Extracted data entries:
+---+

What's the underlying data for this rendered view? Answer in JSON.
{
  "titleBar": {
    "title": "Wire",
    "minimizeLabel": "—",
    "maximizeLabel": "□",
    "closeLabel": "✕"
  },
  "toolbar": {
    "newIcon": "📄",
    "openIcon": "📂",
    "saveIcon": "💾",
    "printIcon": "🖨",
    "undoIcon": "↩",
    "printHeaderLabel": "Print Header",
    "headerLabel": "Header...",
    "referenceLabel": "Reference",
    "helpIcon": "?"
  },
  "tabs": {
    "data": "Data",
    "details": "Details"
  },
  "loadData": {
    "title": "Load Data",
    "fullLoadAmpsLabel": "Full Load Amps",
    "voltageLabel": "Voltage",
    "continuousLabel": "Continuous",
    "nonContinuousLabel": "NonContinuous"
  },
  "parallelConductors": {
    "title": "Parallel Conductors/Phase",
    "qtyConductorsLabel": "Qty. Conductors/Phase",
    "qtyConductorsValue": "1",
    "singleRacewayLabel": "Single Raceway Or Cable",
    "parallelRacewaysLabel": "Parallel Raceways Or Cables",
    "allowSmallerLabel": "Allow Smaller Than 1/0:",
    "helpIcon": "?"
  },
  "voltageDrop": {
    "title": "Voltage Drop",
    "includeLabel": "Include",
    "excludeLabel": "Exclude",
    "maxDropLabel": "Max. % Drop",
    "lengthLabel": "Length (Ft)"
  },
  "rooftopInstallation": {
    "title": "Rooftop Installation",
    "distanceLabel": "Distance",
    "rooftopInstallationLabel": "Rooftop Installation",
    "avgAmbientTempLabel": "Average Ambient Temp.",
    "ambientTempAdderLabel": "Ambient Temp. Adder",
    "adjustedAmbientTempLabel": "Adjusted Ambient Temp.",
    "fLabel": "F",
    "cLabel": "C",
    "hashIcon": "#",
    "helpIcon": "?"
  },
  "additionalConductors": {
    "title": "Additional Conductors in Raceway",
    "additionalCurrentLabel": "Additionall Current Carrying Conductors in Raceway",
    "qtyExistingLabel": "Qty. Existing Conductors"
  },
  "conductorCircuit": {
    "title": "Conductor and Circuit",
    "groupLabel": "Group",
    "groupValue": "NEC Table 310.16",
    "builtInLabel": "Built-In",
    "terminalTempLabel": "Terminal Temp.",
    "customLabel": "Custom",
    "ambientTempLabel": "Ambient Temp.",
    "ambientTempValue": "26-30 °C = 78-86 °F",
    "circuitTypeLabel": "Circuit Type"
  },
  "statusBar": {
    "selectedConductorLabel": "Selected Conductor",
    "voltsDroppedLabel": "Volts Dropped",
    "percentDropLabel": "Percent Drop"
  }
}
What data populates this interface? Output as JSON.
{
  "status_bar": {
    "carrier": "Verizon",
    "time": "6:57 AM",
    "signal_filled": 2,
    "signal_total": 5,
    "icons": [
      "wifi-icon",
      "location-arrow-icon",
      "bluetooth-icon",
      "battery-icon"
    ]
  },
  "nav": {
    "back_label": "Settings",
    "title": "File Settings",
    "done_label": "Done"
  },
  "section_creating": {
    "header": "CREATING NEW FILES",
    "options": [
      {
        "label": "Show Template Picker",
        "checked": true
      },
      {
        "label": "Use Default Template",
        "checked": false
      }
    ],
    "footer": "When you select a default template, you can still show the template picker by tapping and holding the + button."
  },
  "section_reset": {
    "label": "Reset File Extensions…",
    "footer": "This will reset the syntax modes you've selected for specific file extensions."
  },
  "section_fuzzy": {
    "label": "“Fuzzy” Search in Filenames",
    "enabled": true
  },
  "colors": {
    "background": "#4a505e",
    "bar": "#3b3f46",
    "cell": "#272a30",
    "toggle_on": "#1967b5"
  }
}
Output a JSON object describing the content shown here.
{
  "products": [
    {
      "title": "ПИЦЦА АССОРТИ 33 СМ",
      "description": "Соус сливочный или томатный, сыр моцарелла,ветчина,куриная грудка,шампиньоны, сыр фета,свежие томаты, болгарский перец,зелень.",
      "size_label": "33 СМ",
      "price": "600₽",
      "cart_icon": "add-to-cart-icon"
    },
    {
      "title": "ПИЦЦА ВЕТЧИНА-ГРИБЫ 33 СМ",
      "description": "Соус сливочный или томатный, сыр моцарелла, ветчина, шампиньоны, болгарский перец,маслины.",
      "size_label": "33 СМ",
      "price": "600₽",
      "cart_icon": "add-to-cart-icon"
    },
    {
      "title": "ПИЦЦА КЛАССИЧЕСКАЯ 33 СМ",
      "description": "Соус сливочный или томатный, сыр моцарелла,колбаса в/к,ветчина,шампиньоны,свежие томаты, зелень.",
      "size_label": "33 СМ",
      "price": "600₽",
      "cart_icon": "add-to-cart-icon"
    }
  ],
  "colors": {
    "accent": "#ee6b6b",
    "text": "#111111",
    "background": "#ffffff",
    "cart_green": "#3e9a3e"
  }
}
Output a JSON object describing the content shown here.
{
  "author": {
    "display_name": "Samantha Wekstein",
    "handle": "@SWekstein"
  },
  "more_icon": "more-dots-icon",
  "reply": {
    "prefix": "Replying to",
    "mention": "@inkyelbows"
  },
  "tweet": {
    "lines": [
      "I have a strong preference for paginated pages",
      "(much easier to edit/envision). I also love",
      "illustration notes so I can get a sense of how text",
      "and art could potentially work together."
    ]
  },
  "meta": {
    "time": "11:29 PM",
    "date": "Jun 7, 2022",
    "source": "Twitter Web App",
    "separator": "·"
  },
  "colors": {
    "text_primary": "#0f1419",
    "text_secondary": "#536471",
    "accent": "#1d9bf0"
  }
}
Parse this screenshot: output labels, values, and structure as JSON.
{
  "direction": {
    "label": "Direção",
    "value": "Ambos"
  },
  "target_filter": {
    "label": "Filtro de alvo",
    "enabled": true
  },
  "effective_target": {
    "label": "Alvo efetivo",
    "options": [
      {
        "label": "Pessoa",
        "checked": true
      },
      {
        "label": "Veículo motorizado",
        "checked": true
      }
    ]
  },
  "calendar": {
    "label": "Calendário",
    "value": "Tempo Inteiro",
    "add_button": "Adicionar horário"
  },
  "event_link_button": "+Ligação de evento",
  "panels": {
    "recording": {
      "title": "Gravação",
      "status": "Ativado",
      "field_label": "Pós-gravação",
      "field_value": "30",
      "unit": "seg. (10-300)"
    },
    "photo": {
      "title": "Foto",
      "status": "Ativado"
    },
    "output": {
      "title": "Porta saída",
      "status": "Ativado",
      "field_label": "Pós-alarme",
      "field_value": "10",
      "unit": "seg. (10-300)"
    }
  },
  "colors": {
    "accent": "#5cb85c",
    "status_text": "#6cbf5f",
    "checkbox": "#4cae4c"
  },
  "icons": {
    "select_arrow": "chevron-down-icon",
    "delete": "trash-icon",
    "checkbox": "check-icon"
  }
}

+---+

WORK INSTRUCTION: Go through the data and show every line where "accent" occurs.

REPLY:
    "accent": "#ee6b6b",
    "accent": "#1d9bf0"
    "accent": "#5cb85c",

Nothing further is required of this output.